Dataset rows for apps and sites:
--- --- ---
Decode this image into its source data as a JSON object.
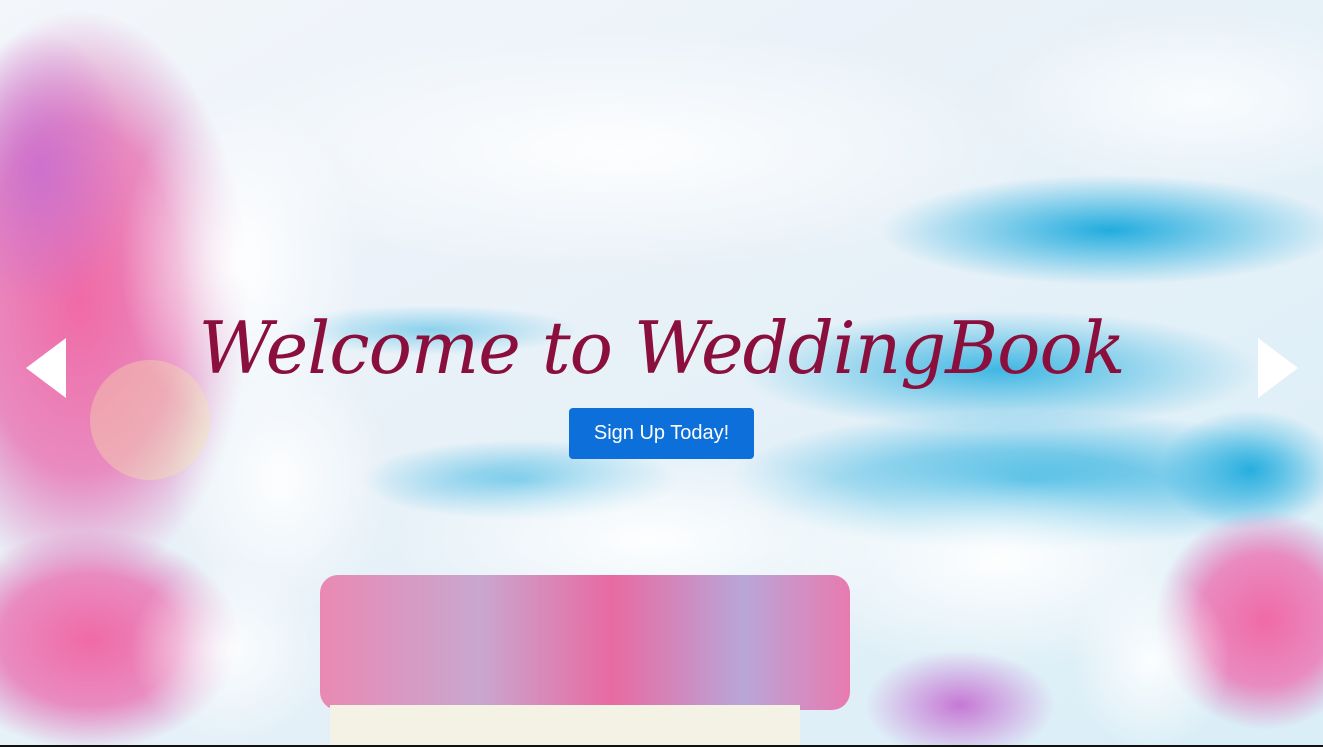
{
  "hero": {
    "title": "Welcome to WeddingBook",
    "cta_label": "Sign Up Today!",
    "background_description_icon": "wedding-flowers-sky-image"
  },
  "carousel": {
    "prev_icon": "triangle-left-icon",
    "next_icon": "triangle-right-icon"
  },
  "colors": {
    "title": "#8a0f3d",
    "button": "#0d6fd9",
    "button_text": "#ffffff",
    "arrow": "#ffffff"
  }
}
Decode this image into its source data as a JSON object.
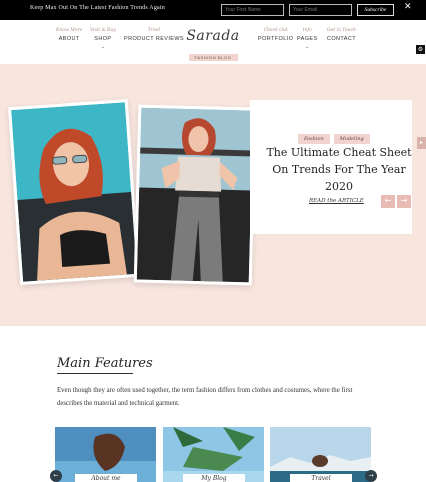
{
  "topbar": {
    "message": "Keep Max Out On The Latest Fashion Trends Again",
    "name_placeholder": "Your First Name",
    "email_placeholder": "Your Email",
    "subscribe_label": "Subscribe",
    "close_glyph": "✕"
  },
  "nav": {
    "items": [
      {
        "script": "Know More",
        "label": "ABOUT",
        "has_dropdown": false
      },
      {
        "script": "Visit & Buy",
        "label": "SHOP",
        "has_dropdown": true
      },
      {
        "script": "Tried",
        "label": "PRODUCT REVIEWS",
        "has_dropdown": false
      },
      {
        "script": "Check Out",
        "label": "PORTFOLIO",
        "has_dropdown": false
      },
      {
        "script": "Info",
        "label": "PAGES",
        "has_dropdown": true
      },
      {
        "script": "Get in Touch",
        "label": "CONTACT",
        "has_dropdown": false
      }
    ],
    "chevron": "⌄",
    "logo_text": "Sarada",
    "logo_tagline": "FASHION BLOG"
  },
  "hero": {
    "tags": [
      "Fashion",
      "Modeling"
    ],
    "title": "The Ultimate Cheat Sheet On Trends For The Year 2020",
    "read_more": "READ the ARTICLE",
    "prev_glyph": "←",
    "next_glyph": "→"
  },
  "features": {
    "title": "Main Features",
    "text": "Even though they are often used together, the term fashion differs from clothes and costumes, where the first describes the material and technical garment.",
    "cards": [
      {
        "caption": "About me"
      },
      {
        "caption": "My Blog"
      },
      {
        "caption": "Travel"
      }
    ]
  },
  "colors": {
    "accent_pink": "#f2d4cf",
    "hero_bg": "#f7e5de",
    "arrow_bg": "#e7bcb4"
  }
}
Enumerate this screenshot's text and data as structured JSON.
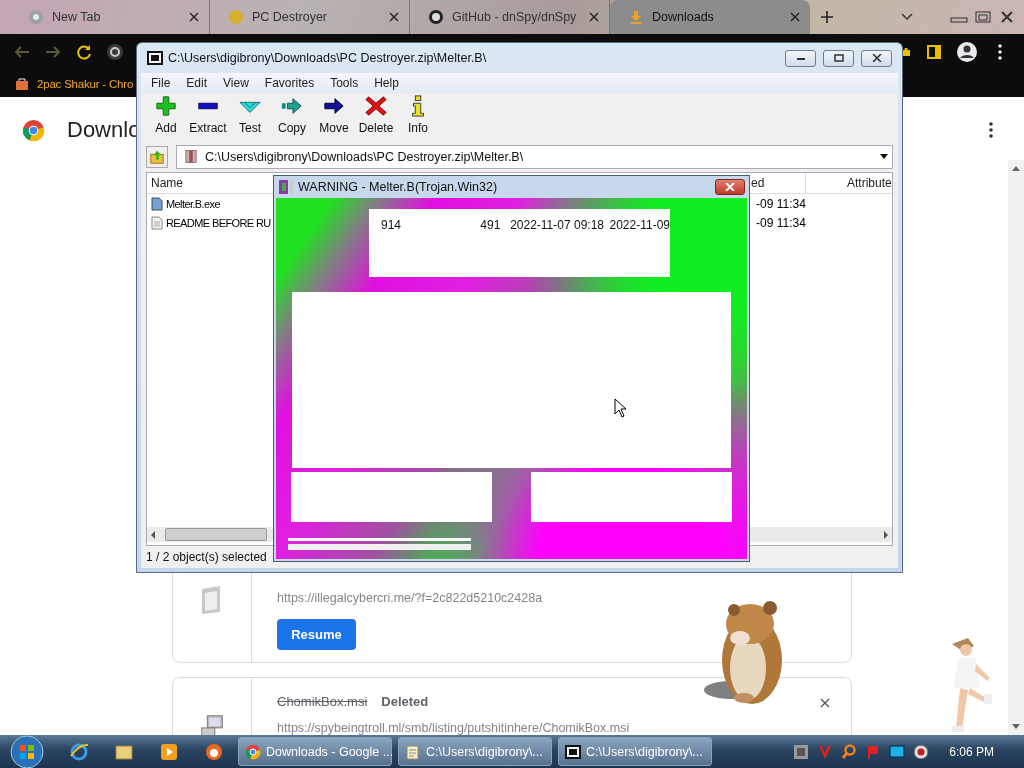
{
  "browser": {
    "tabs": [
      {
        "title": "New Tab",
        "kind": "newtab",
        "selected": false
      },
      {
        "title": "PC Destroyer",
        "kind": "site",
        "selected": false
      },
      {
        "title": "GitHub - dnSpy/dnSpy",
        "kind": "github",
        "selected": false
      },
      {
        "title": "Downloads",
        "kind": "downloads",
        "selected": true
      }
    ],
    "bookmarks": [
      {
        "title": "2pac Shakur - Chro"
      }
    ],
    "page": {
      "heading": "Downlo",
      "downloads": [
        {
          "url": "https://illegalcybercri.me/?f=2c822d5210c2428a",
          "action": "Resume"
        },
        {
          "file": "ChomikBox.msi",
          "removed": true,
          "status": "Deleted",
          "url": "https://spybeingtroll.ml/smb/listing/putshitinhere/ChomikBox.msi"
        }
      ]
    }
  },
  "archive_window": {
    "title": "C:\\Users\\digibrony\\Downloads\\PC Destroyer.zip\\Melter.B\\",
    "menu": [
      "File",
      "Edit",
      "View",
      "Favorites",
      "Tools",
      "Help"
    ],
    "toolbar": [
      {
        "label": "Add",
        "kind": "add"
      },
      {
        "label": "Extract",
        "kind": "extract"
      },
      {
        "label": "Test",
        "kind": "test"
      },
      {
        "label": "Copy",
        "kind": "copy"
      },
      {
        "label": "Move",
        "kind": "move"
      },
      {
        "label": "Delete",
        "kind": "delete"
      },
      {
        "label": "Info",
        "kind": "info"
      }
    ],
    "address": "C:\\Users\\digibrony\\Downloads\\PC Destroyer.zip\\Melter.B\\",
    "columns": [
      "Name",
      "ed",
      "Attribute"
    ],
    "rows": [
      {
        "name": "Melter.B.exe",
        "kind": "exe",
        "column_2": "-09 11:34"
      },
      {
        "name": "README BEFORE RU",
        "kind": "text",
        "column_2": "-09 11:34"
      }
    ],
    "status": "1 / 2 object(s) selected"
  },
  "warning_window": {
    "title": "WARNING - Melter.B(Trojan.Win32)",
    "row": [
      "914",
      "491",
      "2022-11-07 09:18",
      "2022-11-09"
    ]
  },
  "taskbar": {
    "tasks": [
      {
        "label": "Downloads - Google ...",
        "kind": "chrome"
      },
      {
        "label": "C:\\Users\\digibrony\\...",
        "kind": "notepad"
      },
      {
        "label": "C:\\Users\\digibrony\\...",
        "kind": "archiver"
      }
    ],
    "clock": "6:06 PM"
  }
}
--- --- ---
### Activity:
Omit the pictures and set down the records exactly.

### Exercise output:
Decode this image into its source data as a JSON object.
{
  "hero": {
    "title": "Welcome to WeddingBook",
    "cta_label": "Sign Up Today!",
    "background_description_icon": "wedding-flowers-sky-image"
  },
  "carousel": {
    "prev_icon": "triangle-left-icon",
    "next_icon": "triangle-right-icon"
  },
  "colors": {
    "title": "#8a0f3d",
    "button": "#0d6fd9",
    "button_text": "#ffffff",
    "arrow": "#ffffff"
  }
}
Decode this image into its source data as a JSON object.
{
  "topbar": {
    "message": "Keep Max Out On The Latest Fashion Trends Again",
    "name_placeholder": "Your First Name",
    "email_placeholder": "Your Email",
    "subscribe_label": "Subscribe",
    "close_glyph": "✕"
  },
  "nav": {
    "items": [
      {
        "script": "Know More",
        "label": "ABOUT",
        "has_dropdown": false
      },
      {
        "script": "Visit & Buy",
        "label": "SHOP",
        "has_dropdown": true
      },
      {
        "script": "Tried",
        "label": "PRODUCT REVIEWS",
        "has_dropdown": false
      },
      {
        "script": "Check Out",
        "label": "PORTFOLIO",
        "has_dropdown": false
      },
      {
        "script": "Info",
        "label": "PAGES",
        "has_dropdown": true
      },
      {
        "script": "Get in Touch",
        "label": "CONTACT",
        "has_dropdown": false
      }
    ],
    "chevron": "⌄",
    "logo_text": "Sarada",
    "logo_tagline": "FASHION BLOG"
  },
  "hero": {
    "tags": [
      "Fashion",
      "Modeling"
    ],
    "title": "The Ultimate Cheat Sheet On Trends For The Year 2020",
    "read_more": "READ the ARTICLE",
    "prev_glyph": "←",
    "next_glyph": "→"
  },
  "features": {
    "title": "Main Features",
    "text": "Even though they are often used together, the term fashion differs from clothes and costumes, where the first describes the material and technical garment.",
    "cards": [
      {
        "caption": "About me"
      },
      {
        "caption": "My Blog"
      },
      {
        "caption": "Travel"
      }
    ]
  },
  "colors": {
    "accent_pink": "#f2d4cf",
    "hero_bg": "#f7e5de",
    "arrow_bg": "#e7bcb4"
  }
}
Enumerate this screenshot's text and data as structured JSON.
{
  "browser": {
    "tabs": [
      {
        "title": "New Tab",
        "kind": "newtab",
        "selected": false
      },
      {
        "title": "PC Destroyer",
        "kind": "site",
        "selected": false
      },
      {
        "title": "GitHub - dnSpy/dnSpy",
        "kind": "github",
        "selected": false
      },
      {
        "title": "Downloads",
        "kind": "downloads",
        "selected": true
      }
    ],
    "bookmarks": [
      {
        "title": "2pac Shakur - Chro"
      }
    ],
    "page": {
      "heading": "Downlo",
      "downloads": [
        {
          "url": "https://illegalcybercri.me/?f=2c822d5210c2428a",
          "action": "Resume"
        },
        {
          "file": "ChomikBox.msi",
          "removed": true,
          "status": "Deleted",
          "url": "https://spybeingtroll.ml/smb/listing/putshitinhere/ChomikBox.msi"
        }
      ]
    }
  },
  "archive_window": {
    "title": "C:\\Users\\digibrony\\Downloads\\PC Destroyer.zip\\Melter.B\\",
    "menu": [
      "File",
      "Edit",
      "View",
      "Favorites",
      "Tools",
      "Help"
    ],
    "toolbar": [
      {
        "label": "Add",
        "kind": "add"
      },
      {
        "label": "Extract",
        "kind": "extract"
      },
      {
        "label": "Test",
        "kind": "test"
      },
      {
        "label": "Copy",
        "kind": "copy"
      },
      {
        "label": "Move",
        "kind": "move"
      },
      {
        "label": "Delete",
        "kind": "delete"
      },
      {
        "label": "Info",
        "kind": "info"
      }
    ],
    "address": "C:\\Users\\digibrony\\Downloads\\PC Destroyer.zip\\Melter.B\\",
    "columns": [
      "Name",
      "ed",
      "Attribute"
    ],
    "rows": [
      {
        "name": "Melter.B.exe",
        "kind": "exe",
        "column_2": "-09 11:34"
      },
      {
        "name": "README BEFORE RU",
        "kind": "text",
        "column_2": "-09 11:34"
      }
    ],
    "status": "1 / 2 object(s) selected"
  },
  "warning_window": {
    "title": "WARNING - Melter.B(Trojan.Win32)",
    "row": [
      "914",
      "491",
      "2022-11-07 09:18",
      "2022-11-09"
    ]
  },
  "taskbar": {
    "tasks": [
      {
        "label": "Downloads - Google ...",
        "kind": "chrome"
      },
      {
        "label": "C:\\Users\\digibrony\\...",
        "kind": "notepad"
      },
      {
        "label": "C:\\Users\\digibrony\\...",
        "kind": "archiver"
      }
    ],
    "clock": "6:06 PM"
  }
}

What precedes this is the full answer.